## PROBLEM TO WORK ON
How many lines in the records below contain the word "JSON"? Answer with the number and nothing else.

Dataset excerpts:
>>>>>

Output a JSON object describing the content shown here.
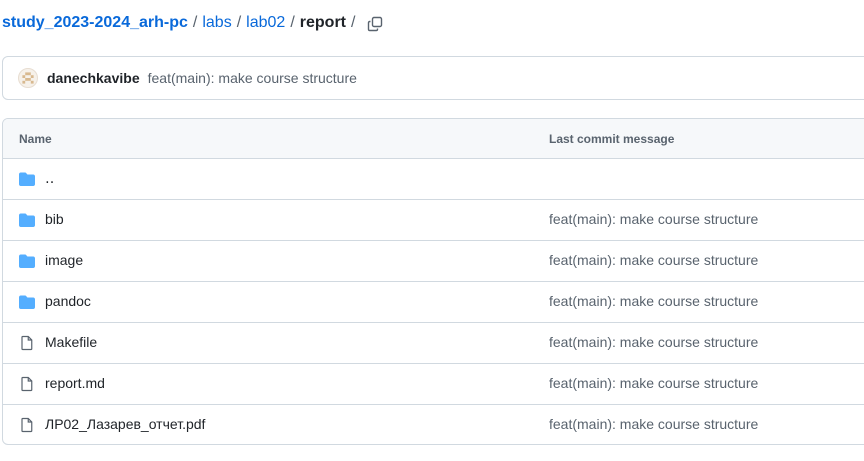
{
  "breadcrumb": {
    "repo": "study_2023-2024_arh-pc",
    "sep1": "/",
    "dir1": "labs",
    "sep2": "/",
    "dir2": "lab02",
    "sep3": "/",
    "current": "report",
    "sep4": "/",
    "copy_icon": "copy-icon"
  },
  "latest_commit": {
    "author": "danechkavibe",
    "message": "feat(main): make course structure",
    "avatar_icon": "identicon-avatar"
  },
  "table": {
    "col_name": "Name",
    "col_message": "Last commit message",
    "parent_row": {
      "name": "‥",
      "icon": "folder-icon"
    },
    "rows": [
      {
        "name": "bib",
        "message": "feat(main): make course structure",
        "icon": "folder-icon"
      },
      {
        "name": "image",
        "message": "feat(main): make course structure",
        "icon": "folder-icon"
      },
      {
        "name": "pandoc",
        "message": "feat(main): make course structure",
        "icon": "folder-icon"
      },
      {
        "name": "Makefile",
        "message": "feat(main): make course structure",
        "icon": "file-icon"
      },
      {
        "name": "report.md",
        "message": "feat(main): make course structure",
        "icon": "file-icon"
      },
      {
        "name": "ЛР02_Лазарев_отчет.pdf",
        "message": "feat(main): make course structure",
        "icon": "file-icon"
      }
    ]
  },
  "colors": {
    "link": "#0969da",
    "folder": "#54aeff",
    "muted": "#59636e",
    "border": "#d1d9e0",
    "header_bg": "#f6f8fa"
  }
}
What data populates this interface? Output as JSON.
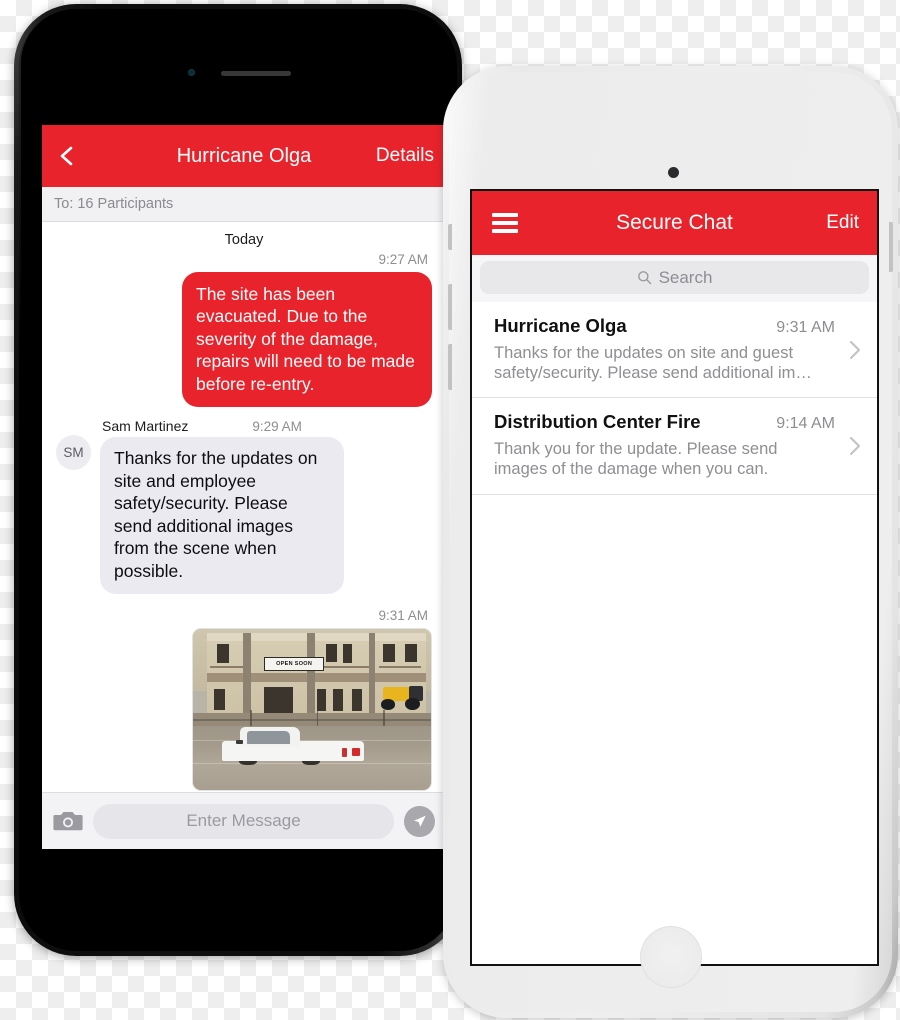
{
  "theme": {
    "red": "#e8232b",
    "bubble_in_bg": "#eceaf1",
    "text_muted": "#8e8e93"
  },
  "left_phone": {
    "device": "black-iphone",
    "chat": {
      "header": {
        "back_icon": "chevron-left-icon",
        "title": "Hurricane Olga",
        "details_label": "Details"
      },
      "participants_label": "To: 16 Participants",
      "day_divider": "Today",
      "messages": [
        {
          "direction": "outgoing",
          "time": "9:27 AM",
          "text": "The site has been evacuated. Due to the severity of the damage, repairs will need to be made before re-entry."
        },
        {
          "direction": "incoming",
          "sender": "Sam Martinez",
          "avatar_initials": "SM",
          "time": "9:29 AM",
          "text": "Thanks for the updates on site and employee safety/security. Please send additional images from the scene when possible."
        },
        {
          "direction": "outgoing",
          "type": "photo",
          "time": "9:31 AM",
          "photo_alt": "Flooded street with white pickup truck submerged in front of a damaged two-story building",
          "photo_sign_text": "OPEN SOON"
        }
      ],
      "input_bar": {
        "camera_icon": "camera-icon",
        "placeholder": "Enter Message",
        "send_icon": "send-paper-plane-icon"
      }
    }
  },
  "right_phone": {
    "device": "white-iphone",
    "list": {
      "header": {
        "menu_icon": "hamburger-menu-icon",
        "title": "Secure Chat",
        "edit_label": "Edit"
      },
      "search": {
        "icon": "search-icon",
        "placeholder": "Search"
      },
      "conversations": [
        {
          "name": "Hurricane Olga",
          "time": "9:31 AM",
          "preview": "Thanks for the updates on site and guest safety/security. Please send additional im…",
          "chevron_icon": "chevron-right-icon"
        },
        {
          "name": "Distribution Center Fire",
          "time": "9:14 AM",
          "preview": "Thank you for the update. Please send images of the damage when you can.",
          "chevron_icon": "chevron-right-icon"
        }
      ]
    }
  }
}
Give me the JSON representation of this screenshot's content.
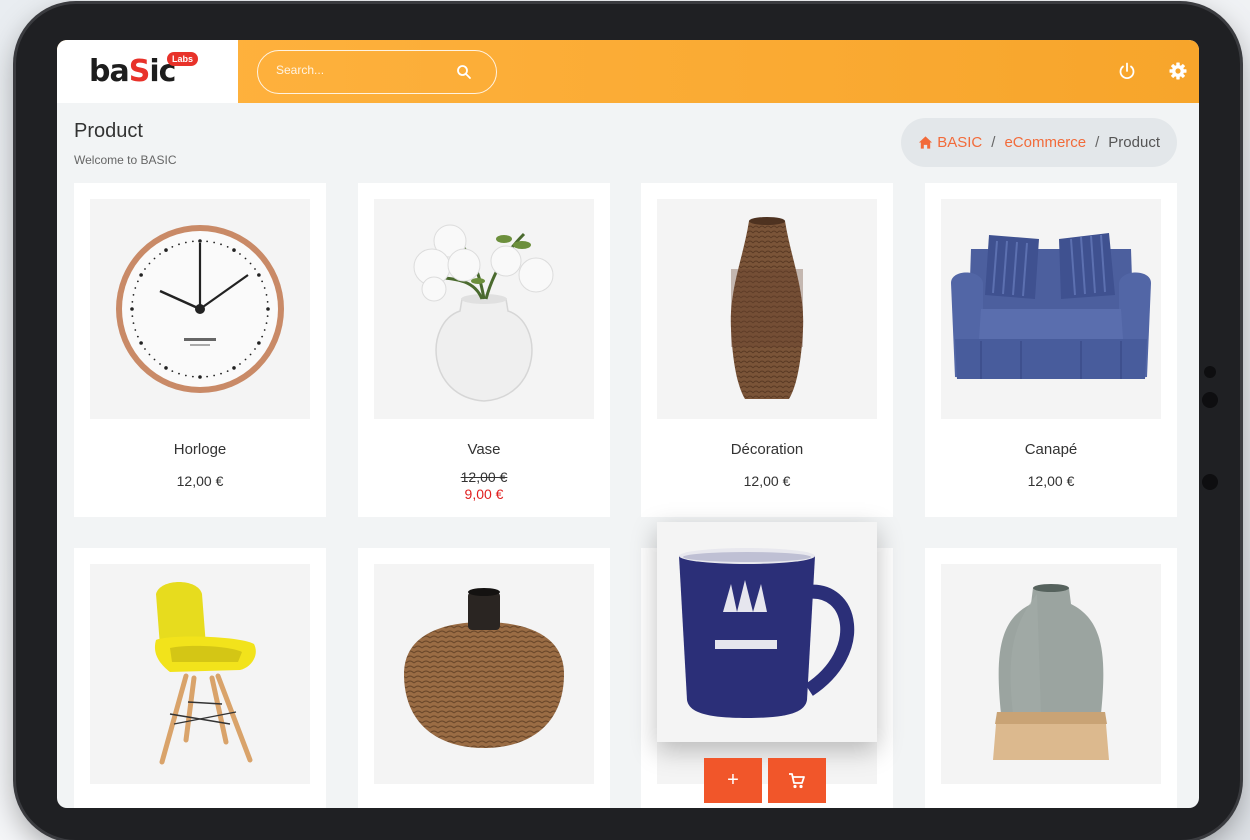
{
  "brand": {
    "name_prefix": "ba",
    "name_s": "S",
    "name_suffix": "ic",
    "badge": "Labs"
  },
  "search": {
    "placeholder": "Search..."
  },
  "header": {
    "power_icon": "power-icon",
    "settings_icon": "gear-icon"
  },
  "page": {
    "title": "Product",
    "subtitle": "Welcome to BASIC"
  },
  "breadcrumb": {
    "home": "BASIC",
    "section": "eCommerce",
    "current": "Product",
    "separator": "/"
  },
  "products": [
    {
      "name": "Horloge",
      "price": "12,00 €"
    },
    {
      "name": "Vase",
      "old_price": "12,00 €",
      "price": "9,00 €"
    },
    {
      "name": "Décoration",
      "price": "12,00 €"
    },
    {
      "name": "Canapé",
      "price": "12,00 €"
    },
    {
      "name": "",
      "price": ""
    },
    {
      "name": "",
      "price": ""
    },
    {
      "name": "",
      "price": ""
    },
    {
      "name": "",
      "price": ""
    }
  ],
  "hover_actions": {
    "add_label": "+",
    "cart_icon": "cart-icon"
  },
  "colors": {
    "accent": "#f7a52b",
    "action": "#f1562a",
    "link": "#f26b3a",
    "sale": "#e02020"
  }
}
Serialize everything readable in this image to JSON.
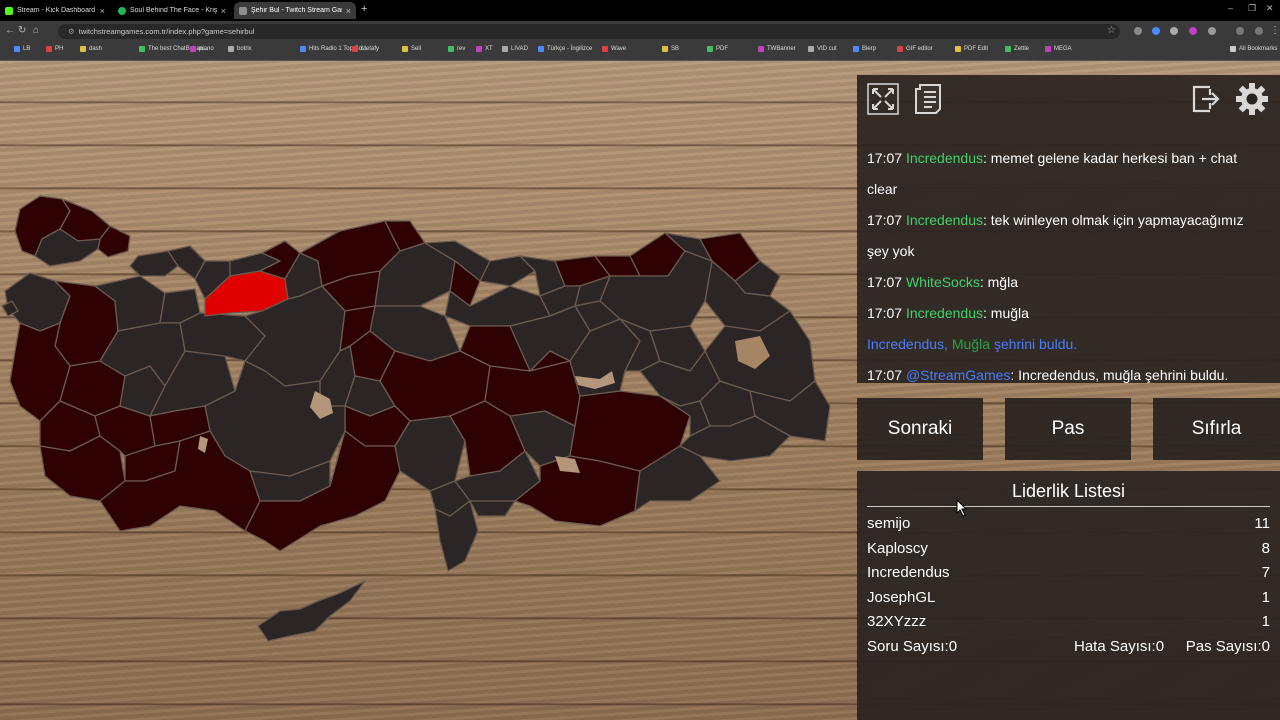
{
  "browser": {
    "tabs": [
      {
        "title": "Stream - Kick Dashboard",
        "color": "#53fc18"
      },
      {
        "title": "Soul Behind The Face - Kriş",
        "color": "#1db954"
      },
      {
        "title": "Şehir Bul - Twitch Stream Game",
        "color": "#8c8c8c"
      }
    ],
    "url": "twitchstreamgames.com.tr/index.php?game=sehirbul",
    "bookmarks": [
      "LB",
      "PH",
      "dash",
      "The best ChatBot an...",
      "piano",
      "botrix",
      "Hits Radio 1 Top So...",
      "Metafy",
      "Sell",
      "rev",
      "XT",
      "LIVAD",
      "Türkçe - İngilizce",
      "Wave",
      "SB",
      "PDF",
      "TWBanner",
      "VID cut",
      "Blerp",
      "GIF editor",
      "PDF Edit",
      "Zettle",
      "MEGA"
    ],
    "all_bookmarks": "All Bookmarks"
  },
  "toolbar": {
    "icons": [
      "fullscreen-icon",
      "notes-icon",
      "logout-icon",
      "gear-icon"
    ]
  },
  "chat": [
    {
      "time": "17:07",
      "user": "Incredendus",
      "text": ": memet gelene kadar herkesi ban + chat"
    },
    {
      "cont": "clear"
    },
    {
      "time": "17:07",
      "user": "Incredendus",
      "text": ": tek winleyen olmak için yapmayacağımız"
    },
    {
      "cont": "şey yok"
    },
    {
      "time": "17:07",
      "user": "WhiteSocks",
      "text": ": mğla"
    },
    {
      "time": "17:07",
      "user": "Incredendus",
      "text": ": muğla"
    },
    {
      "announce_user": "Incredendus, ",
      "announce_city": "Muğla",
      "announce_text": " şehrini buldu."
    },
    {
      "time": "17:07",
      "user": "@StreamGames",
      "text": ": Incredendus, muğla şehrini buldu.",
      "bot": true
    }
  ],
  "buttons": {
    "next": "Sonraki",
    "pass": "Pas",
    "reset": "Sıfırla"
  },
  "leaderboard": {
    "title": "Liderlik Listesi",
    "rows": [
      {
        "name": "semijo",
        "score": "11"
      },
      {
        "name": "Kaploscy",
        "score": "8"
      },
      {
        "name": "Incredendus",
        "score": "7"
      },
      {
        "name": "JosephGL",
        "score": "1"
      },
      {
        "name": "32XYzzz",
        "score": "1"
      }
    ]
  },
  "stats": {
    "questions": "Soru Sayısı:0",
    "errors": "Hata Sayısı:0",
    "passes": "Pas Sayısı:0"
  },
  "colors": {
    "province_default": "#2b2625",
    "province_found": "#2e0202",
    "province_highlight": "#e00000",
    "chat_user": "#3fd16a",
    "chat_bot": "#4a7cff"
  }
}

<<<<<

## ANSWER SPACE
4